TO DO: Across the records below, report how many lines include the word "JSON", stating the number alone.

**** DATA EXTRACTS

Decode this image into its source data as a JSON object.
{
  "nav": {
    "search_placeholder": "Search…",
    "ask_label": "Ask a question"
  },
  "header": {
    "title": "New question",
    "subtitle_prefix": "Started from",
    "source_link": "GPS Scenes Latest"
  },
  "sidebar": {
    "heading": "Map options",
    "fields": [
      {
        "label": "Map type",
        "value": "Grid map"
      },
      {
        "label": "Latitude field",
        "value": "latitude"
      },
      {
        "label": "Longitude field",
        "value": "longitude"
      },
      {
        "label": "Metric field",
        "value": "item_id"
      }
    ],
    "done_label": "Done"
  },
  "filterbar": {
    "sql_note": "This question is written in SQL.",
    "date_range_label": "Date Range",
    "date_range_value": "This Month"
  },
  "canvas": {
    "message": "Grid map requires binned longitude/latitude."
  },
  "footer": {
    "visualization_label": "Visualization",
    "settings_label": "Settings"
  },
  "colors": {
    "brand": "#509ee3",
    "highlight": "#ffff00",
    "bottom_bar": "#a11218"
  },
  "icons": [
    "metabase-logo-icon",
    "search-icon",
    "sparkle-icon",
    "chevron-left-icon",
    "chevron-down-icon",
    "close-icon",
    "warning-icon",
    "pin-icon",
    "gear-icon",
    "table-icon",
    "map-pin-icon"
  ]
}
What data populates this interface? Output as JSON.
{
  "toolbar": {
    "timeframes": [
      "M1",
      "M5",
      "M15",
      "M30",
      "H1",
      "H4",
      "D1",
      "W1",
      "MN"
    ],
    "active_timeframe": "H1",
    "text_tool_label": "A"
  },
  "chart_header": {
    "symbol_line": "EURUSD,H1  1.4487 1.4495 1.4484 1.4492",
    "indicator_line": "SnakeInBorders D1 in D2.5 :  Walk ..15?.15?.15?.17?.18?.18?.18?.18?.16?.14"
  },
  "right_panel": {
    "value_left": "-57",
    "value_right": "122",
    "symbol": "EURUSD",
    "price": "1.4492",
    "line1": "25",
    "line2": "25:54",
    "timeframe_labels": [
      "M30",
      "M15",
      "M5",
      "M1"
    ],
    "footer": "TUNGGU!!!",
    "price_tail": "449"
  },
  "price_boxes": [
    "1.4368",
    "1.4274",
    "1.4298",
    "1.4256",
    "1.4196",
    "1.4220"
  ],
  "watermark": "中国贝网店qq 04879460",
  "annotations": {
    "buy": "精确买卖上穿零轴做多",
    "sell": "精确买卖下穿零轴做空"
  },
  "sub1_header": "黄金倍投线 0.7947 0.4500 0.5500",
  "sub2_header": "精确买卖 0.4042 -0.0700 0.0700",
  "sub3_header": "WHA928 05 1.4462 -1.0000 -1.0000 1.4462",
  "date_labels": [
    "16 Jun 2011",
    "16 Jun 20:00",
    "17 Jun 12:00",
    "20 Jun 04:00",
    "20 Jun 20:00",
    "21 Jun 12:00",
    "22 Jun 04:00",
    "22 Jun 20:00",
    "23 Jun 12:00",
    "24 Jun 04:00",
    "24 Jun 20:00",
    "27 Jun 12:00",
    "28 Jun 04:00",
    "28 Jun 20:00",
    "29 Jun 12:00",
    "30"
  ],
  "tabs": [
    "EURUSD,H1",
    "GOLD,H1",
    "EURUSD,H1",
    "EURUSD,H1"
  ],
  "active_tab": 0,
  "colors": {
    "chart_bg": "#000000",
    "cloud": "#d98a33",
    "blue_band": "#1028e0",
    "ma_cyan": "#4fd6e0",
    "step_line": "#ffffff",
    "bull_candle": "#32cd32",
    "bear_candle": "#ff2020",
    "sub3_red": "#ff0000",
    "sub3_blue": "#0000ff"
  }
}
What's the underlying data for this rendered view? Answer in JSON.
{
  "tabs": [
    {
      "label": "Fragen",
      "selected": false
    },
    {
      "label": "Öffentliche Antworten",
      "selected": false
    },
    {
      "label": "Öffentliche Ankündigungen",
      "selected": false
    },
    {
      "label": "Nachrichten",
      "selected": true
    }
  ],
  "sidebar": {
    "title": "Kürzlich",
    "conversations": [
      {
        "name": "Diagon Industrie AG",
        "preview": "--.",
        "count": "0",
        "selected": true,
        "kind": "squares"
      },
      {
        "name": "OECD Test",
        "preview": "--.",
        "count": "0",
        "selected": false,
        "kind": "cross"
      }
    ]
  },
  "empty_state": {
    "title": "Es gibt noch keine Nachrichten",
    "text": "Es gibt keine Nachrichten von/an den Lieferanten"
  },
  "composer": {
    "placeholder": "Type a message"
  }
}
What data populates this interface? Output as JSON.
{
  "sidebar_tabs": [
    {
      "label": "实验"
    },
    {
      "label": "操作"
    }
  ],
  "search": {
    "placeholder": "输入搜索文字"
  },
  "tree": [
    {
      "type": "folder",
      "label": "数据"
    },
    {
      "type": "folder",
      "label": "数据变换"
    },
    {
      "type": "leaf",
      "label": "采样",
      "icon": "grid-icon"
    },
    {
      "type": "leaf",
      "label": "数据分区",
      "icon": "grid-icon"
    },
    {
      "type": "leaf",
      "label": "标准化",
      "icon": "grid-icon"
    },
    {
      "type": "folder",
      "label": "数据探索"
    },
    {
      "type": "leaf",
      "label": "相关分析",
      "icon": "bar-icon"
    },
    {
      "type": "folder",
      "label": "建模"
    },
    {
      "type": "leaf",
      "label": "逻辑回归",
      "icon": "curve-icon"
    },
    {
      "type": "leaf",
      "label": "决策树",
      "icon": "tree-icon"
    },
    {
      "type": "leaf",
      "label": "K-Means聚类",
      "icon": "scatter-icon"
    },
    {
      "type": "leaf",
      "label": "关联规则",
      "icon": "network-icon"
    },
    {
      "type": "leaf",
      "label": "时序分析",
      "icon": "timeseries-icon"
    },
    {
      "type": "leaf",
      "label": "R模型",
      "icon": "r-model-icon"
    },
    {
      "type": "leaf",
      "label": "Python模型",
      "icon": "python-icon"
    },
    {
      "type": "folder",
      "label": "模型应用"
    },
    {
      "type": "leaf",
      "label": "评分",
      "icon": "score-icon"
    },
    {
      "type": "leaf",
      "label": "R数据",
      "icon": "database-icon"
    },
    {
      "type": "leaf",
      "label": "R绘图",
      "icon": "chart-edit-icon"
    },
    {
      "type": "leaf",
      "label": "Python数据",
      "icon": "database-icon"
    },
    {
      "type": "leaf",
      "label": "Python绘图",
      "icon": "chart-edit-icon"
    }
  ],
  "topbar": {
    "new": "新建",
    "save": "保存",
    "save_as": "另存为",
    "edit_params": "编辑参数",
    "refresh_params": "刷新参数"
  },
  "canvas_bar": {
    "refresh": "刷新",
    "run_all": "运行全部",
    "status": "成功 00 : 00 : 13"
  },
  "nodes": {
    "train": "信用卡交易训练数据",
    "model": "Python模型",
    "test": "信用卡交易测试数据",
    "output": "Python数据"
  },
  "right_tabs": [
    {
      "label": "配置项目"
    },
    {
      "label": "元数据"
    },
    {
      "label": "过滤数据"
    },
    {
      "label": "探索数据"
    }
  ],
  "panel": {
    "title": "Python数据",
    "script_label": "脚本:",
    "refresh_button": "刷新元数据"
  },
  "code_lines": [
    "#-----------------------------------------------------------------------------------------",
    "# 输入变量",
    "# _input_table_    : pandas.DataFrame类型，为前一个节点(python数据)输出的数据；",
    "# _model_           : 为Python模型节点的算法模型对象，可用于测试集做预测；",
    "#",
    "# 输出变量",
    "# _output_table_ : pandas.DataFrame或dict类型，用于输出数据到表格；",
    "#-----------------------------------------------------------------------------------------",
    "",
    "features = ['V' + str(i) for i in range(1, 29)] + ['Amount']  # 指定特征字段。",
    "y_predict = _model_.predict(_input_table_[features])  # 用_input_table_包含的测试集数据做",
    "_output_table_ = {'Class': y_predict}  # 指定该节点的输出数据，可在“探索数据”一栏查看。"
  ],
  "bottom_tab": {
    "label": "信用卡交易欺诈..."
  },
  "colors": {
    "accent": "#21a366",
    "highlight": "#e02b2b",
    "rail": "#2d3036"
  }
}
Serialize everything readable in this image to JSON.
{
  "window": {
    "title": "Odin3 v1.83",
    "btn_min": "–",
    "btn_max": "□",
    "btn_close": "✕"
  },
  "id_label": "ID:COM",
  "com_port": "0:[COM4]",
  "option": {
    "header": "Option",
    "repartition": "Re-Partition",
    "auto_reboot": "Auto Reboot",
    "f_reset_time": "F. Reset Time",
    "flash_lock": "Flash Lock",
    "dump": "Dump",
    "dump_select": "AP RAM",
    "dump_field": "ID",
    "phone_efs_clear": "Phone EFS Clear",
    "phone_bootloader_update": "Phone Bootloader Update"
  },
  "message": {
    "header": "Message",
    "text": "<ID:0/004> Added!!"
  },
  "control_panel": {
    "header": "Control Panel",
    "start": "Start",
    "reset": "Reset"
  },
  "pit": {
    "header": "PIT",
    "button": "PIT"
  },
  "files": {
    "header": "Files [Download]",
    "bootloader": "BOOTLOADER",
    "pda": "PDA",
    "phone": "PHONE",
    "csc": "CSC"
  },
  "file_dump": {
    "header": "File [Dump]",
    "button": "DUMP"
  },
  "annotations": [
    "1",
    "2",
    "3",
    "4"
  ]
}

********

EXERCISE ANSWER: 5